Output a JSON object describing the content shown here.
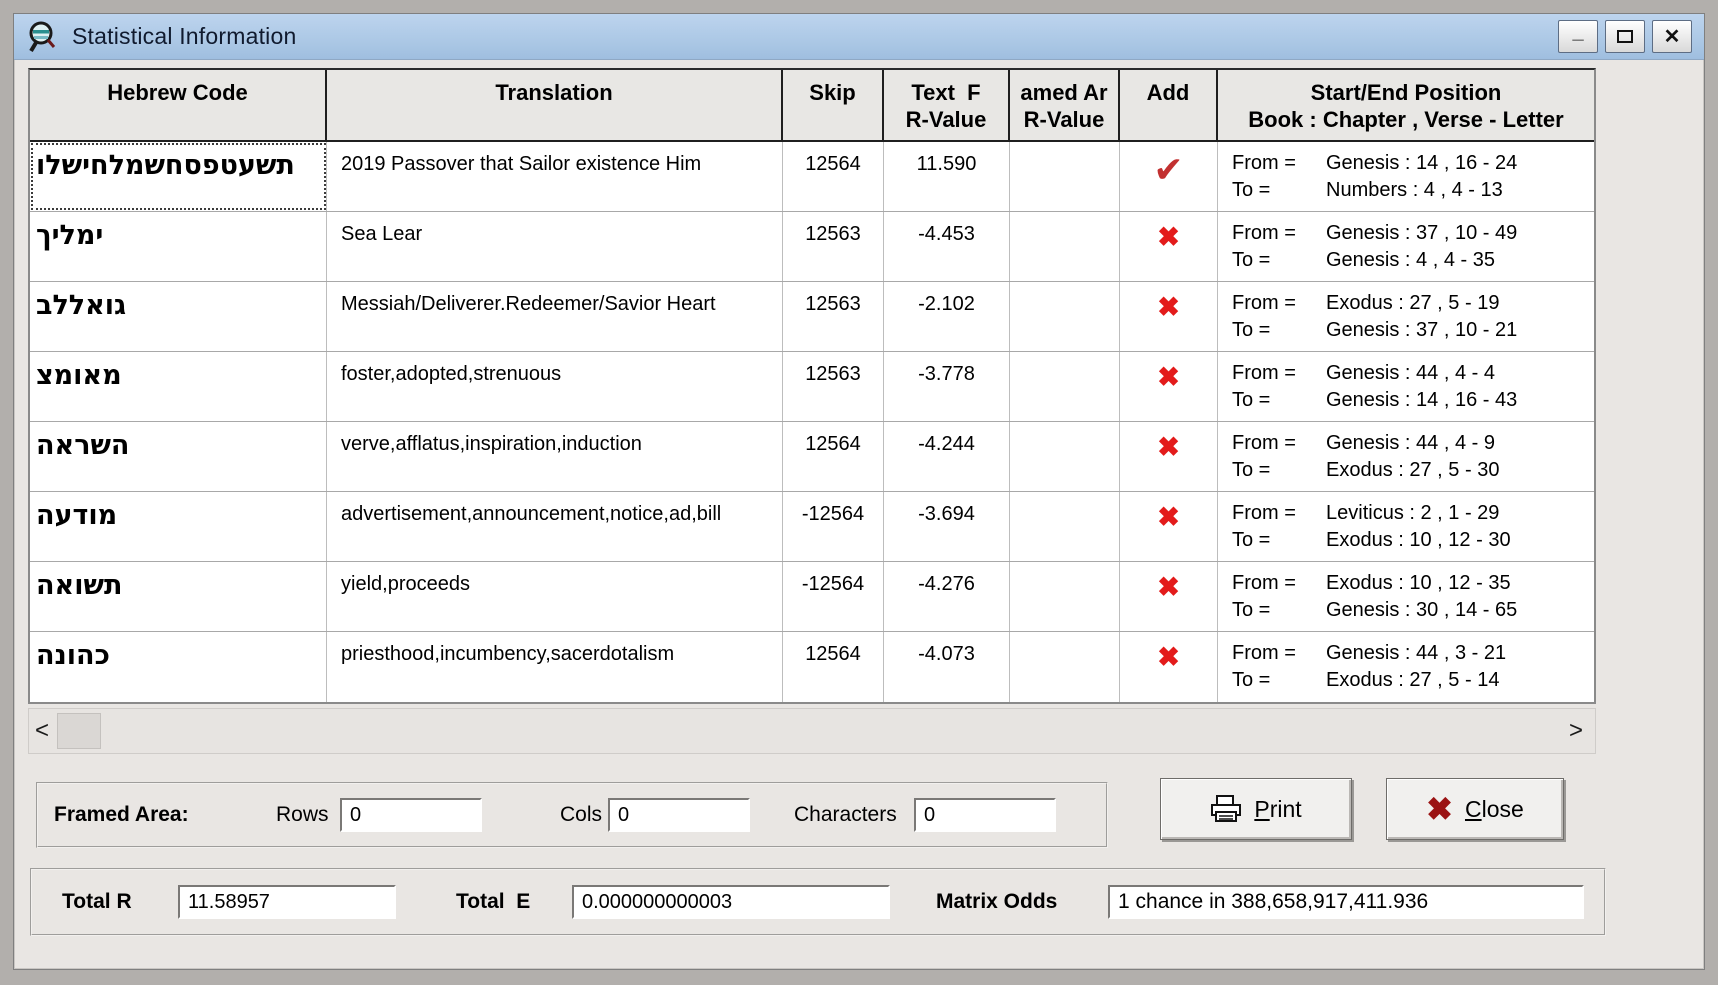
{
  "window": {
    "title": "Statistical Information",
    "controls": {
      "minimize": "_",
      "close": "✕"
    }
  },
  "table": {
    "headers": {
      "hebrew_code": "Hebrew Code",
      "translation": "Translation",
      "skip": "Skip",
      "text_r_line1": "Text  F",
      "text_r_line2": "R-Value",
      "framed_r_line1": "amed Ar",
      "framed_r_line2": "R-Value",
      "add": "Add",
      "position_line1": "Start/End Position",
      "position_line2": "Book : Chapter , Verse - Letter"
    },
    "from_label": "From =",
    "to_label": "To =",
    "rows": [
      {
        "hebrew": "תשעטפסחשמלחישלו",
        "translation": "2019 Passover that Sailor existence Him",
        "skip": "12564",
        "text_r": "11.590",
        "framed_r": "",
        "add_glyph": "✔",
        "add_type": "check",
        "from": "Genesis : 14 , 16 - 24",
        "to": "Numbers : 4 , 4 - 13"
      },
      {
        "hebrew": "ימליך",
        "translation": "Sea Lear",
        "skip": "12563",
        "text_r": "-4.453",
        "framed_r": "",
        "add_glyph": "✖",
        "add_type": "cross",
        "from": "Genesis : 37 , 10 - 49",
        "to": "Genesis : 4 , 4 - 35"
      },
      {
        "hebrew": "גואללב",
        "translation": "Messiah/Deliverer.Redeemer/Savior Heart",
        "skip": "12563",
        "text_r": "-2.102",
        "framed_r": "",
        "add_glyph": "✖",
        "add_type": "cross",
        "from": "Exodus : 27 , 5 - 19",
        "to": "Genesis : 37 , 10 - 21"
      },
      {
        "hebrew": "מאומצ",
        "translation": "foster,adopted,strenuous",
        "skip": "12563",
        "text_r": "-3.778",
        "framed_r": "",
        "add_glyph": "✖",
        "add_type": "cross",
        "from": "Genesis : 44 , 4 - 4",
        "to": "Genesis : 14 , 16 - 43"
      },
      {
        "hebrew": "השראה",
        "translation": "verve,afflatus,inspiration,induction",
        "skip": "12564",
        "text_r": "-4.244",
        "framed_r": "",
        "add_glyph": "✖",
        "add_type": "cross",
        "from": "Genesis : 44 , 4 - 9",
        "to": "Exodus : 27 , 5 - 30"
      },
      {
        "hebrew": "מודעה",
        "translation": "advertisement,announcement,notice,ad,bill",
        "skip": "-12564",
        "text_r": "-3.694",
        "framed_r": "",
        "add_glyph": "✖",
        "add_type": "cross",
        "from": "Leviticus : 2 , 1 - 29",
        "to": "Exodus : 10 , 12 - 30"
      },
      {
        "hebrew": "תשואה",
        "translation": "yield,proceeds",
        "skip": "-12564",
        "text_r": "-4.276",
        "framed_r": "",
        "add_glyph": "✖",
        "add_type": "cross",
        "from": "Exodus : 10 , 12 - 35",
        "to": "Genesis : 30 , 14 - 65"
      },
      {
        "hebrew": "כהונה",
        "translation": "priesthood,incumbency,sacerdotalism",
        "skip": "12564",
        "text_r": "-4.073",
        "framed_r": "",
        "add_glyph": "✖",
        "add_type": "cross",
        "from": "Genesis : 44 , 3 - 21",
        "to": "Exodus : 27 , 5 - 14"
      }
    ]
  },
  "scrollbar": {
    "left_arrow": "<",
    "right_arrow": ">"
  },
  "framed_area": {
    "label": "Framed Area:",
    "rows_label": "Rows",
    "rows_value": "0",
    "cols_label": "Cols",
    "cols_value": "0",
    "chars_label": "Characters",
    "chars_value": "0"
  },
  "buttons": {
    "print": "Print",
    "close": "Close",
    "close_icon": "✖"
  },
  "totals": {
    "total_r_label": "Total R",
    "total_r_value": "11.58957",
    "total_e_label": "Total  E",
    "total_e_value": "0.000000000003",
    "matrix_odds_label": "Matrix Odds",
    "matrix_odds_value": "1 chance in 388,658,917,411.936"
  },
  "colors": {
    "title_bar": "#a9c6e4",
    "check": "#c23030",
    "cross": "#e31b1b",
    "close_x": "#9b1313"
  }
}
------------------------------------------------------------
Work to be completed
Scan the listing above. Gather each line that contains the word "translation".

Solution to the exercise
      "translation": "Translation",
        "translation": "2019 Passover that Sailor existence Him",
        "translation": "Sea Lear",
        "translation": "Messiah/Deliverer.Redeemer/Savior Heart",
        "translation": "foster,adopted,strenuous",
        "translation": "verve,afflatus,inspiration,induction",
        "translation": "advertisement,announcement,notice,ad,bill",
        "translation": "yield,proceeds",
        "translation": "priesthood,incumbency,sacerdotalism",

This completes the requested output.